Extracted information:
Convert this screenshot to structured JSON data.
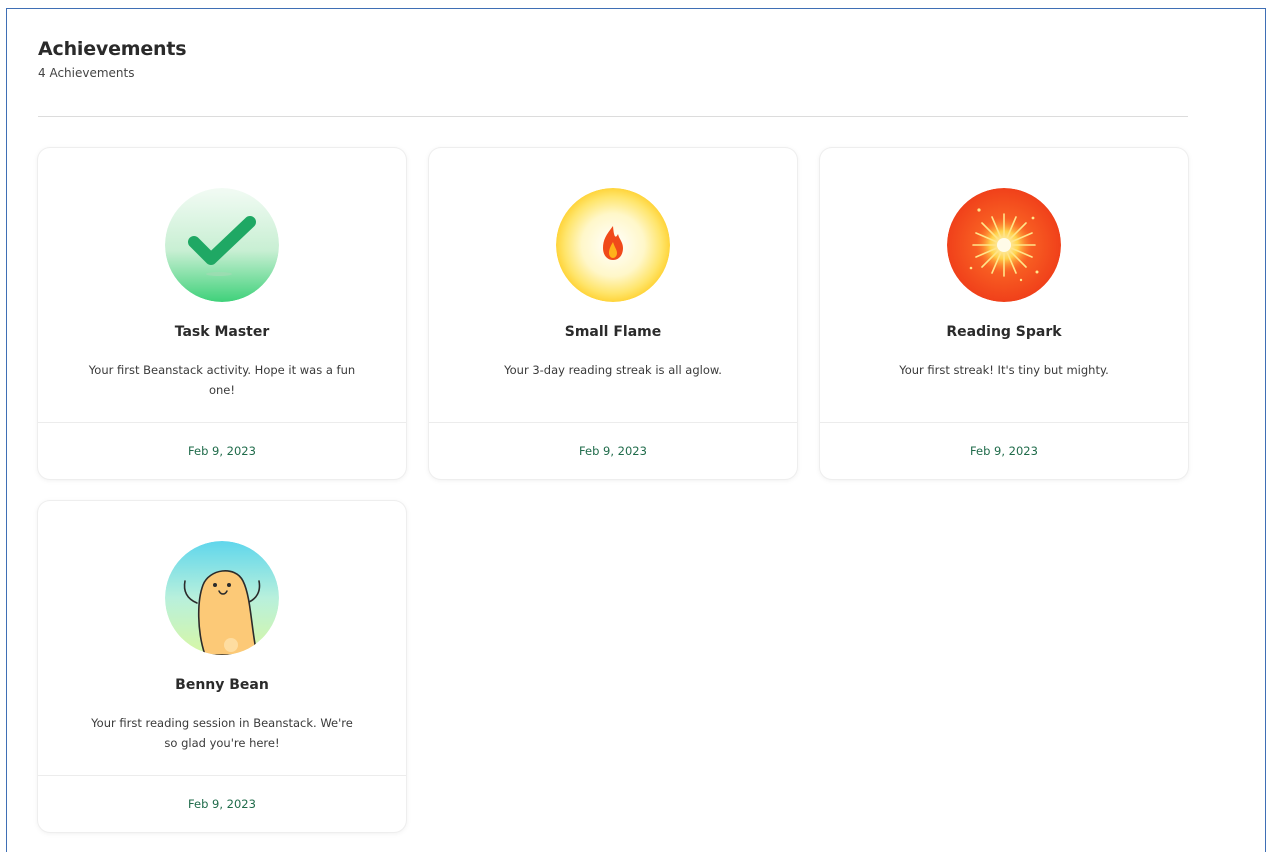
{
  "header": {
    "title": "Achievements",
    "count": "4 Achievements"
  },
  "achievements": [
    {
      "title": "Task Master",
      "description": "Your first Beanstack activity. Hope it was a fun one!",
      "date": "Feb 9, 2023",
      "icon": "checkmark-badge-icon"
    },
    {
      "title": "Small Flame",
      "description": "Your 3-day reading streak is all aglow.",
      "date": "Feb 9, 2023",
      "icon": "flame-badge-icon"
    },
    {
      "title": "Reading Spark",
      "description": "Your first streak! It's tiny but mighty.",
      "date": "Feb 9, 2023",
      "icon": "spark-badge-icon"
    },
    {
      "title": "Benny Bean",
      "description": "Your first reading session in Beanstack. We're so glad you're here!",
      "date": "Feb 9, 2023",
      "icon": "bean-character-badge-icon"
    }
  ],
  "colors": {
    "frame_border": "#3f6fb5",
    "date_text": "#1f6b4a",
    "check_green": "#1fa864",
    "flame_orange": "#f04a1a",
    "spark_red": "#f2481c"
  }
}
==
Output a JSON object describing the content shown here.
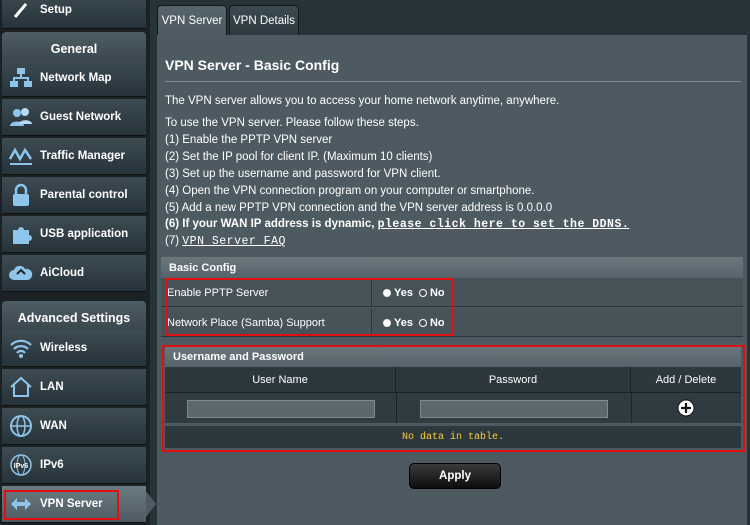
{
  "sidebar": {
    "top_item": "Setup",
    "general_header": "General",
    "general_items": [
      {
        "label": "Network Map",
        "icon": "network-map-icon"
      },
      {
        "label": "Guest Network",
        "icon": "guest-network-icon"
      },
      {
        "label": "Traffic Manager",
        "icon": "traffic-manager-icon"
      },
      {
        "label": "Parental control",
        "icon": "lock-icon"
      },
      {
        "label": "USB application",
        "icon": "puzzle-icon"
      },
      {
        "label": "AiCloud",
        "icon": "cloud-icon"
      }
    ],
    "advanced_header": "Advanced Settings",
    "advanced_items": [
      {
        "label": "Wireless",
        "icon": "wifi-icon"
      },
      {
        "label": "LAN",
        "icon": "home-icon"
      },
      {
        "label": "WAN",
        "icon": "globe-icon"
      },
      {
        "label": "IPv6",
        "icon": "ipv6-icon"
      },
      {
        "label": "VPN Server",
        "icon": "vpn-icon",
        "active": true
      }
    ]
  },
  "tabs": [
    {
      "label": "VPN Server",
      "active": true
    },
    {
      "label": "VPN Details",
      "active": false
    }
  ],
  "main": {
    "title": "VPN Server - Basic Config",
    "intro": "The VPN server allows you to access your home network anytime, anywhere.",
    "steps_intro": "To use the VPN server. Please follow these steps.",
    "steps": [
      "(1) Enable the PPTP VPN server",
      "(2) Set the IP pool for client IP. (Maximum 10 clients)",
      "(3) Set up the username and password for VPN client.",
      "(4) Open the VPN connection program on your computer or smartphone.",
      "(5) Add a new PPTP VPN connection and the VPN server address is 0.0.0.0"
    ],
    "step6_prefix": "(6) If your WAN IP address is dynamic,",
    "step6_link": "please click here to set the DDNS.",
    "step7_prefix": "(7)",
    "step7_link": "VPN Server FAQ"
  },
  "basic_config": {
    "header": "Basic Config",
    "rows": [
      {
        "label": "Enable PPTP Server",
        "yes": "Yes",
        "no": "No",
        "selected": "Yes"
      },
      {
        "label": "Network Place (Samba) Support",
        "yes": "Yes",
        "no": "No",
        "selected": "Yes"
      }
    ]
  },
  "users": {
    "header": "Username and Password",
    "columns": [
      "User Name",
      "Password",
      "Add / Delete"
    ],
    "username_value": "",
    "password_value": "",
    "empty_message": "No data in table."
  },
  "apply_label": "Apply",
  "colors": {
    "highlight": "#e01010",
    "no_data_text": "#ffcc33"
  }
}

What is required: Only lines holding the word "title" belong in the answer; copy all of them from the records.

Response:
    "title": "Achievements",
      "title": "Task Master",
      "title": "Small Flame",
      "title": "Reading Spark",
      "title": "Benny Bean",
    "title": "VPN Server - Basic Config",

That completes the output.